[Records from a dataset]
- - -

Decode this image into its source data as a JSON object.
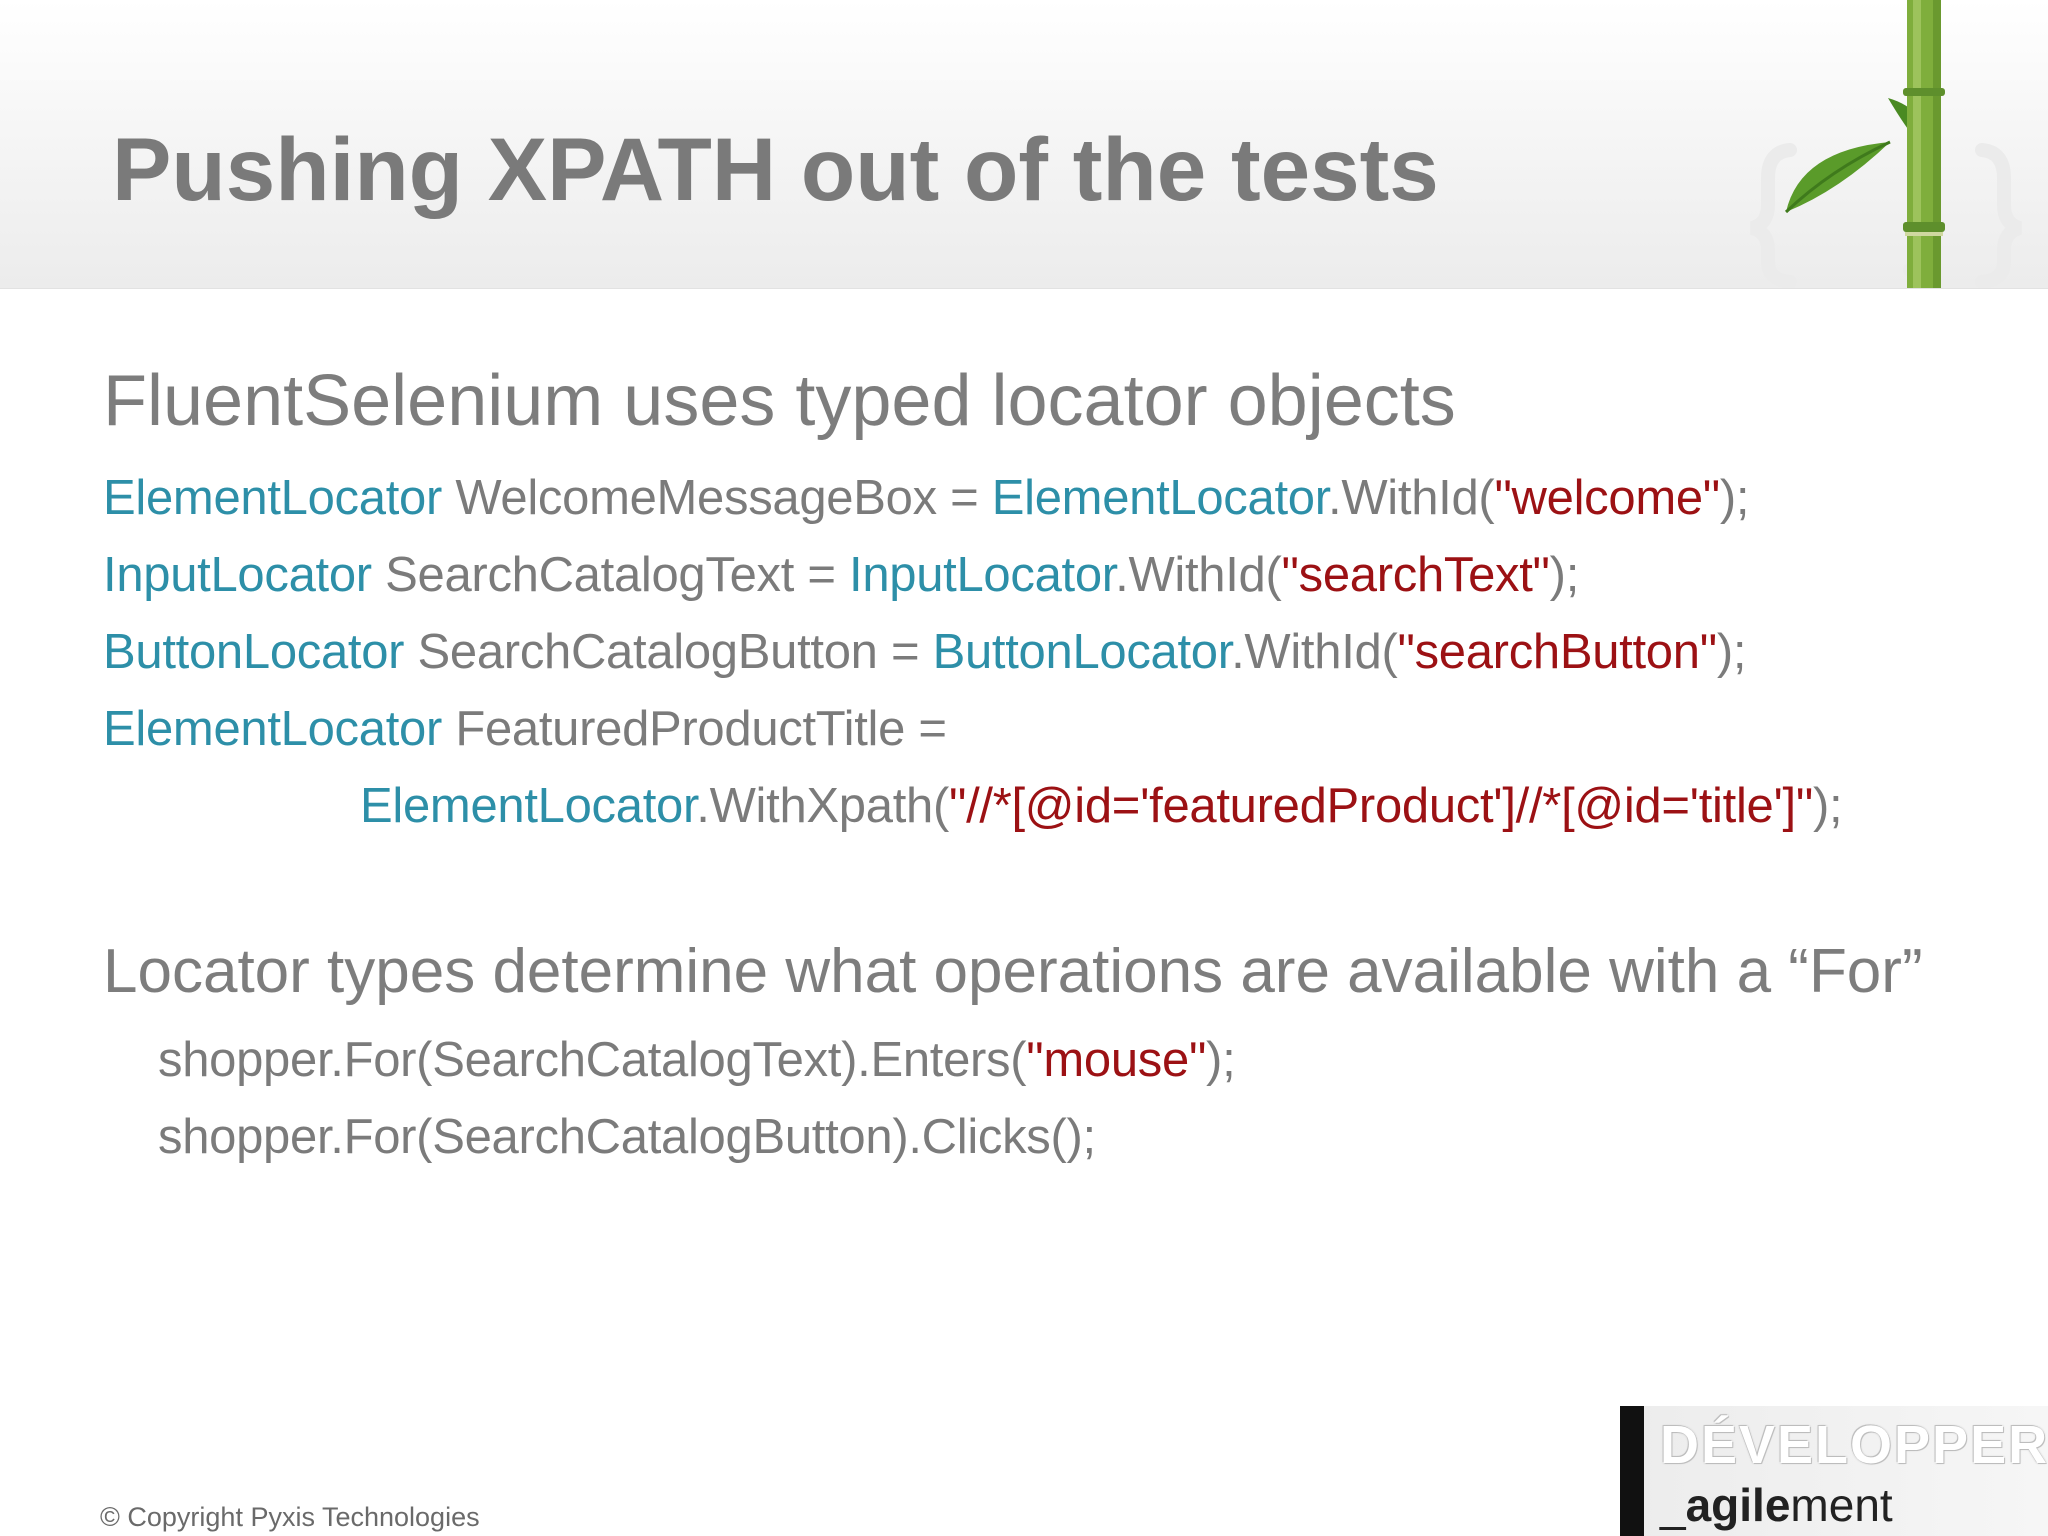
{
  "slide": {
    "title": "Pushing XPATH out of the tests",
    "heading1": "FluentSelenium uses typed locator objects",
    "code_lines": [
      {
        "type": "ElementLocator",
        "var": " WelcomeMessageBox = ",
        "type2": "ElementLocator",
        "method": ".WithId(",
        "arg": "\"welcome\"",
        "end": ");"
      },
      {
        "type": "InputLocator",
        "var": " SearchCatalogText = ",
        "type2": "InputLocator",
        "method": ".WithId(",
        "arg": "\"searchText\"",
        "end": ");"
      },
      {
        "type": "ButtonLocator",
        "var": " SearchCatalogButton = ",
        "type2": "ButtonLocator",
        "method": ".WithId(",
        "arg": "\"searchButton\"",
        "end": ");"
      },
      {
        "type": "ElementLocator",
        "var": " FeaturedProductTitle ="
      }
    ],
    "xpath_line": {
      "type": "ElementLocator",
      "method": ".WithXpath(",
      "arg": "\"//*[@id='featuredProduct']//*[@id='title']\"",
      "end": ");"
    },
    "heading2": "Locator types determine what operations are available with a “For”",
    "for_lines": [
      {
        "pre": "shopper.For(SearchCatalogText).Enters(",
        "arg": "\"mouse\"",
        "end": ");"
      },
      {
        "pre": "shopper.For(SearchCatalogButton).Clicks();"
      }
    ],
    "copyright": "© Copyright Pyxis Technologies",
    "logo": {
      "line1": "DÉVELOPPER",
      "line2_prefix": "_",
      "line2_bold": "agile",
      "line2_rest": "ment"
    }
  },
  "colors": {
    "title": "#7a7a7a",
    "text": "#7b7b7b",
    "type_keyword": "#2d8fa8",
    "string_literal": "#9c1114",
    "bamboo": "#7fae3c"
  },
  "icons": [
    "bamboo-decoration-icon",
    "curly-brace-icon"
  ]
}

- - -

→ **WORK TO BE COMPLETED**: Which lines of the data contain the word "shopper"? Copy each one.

→ **YOUR SOLUTION**:
        "pre": "shopper.For(SearchCatalogText).Enters(",
        "pre": "shopper.For(SearchCatalogButton).Clicks();"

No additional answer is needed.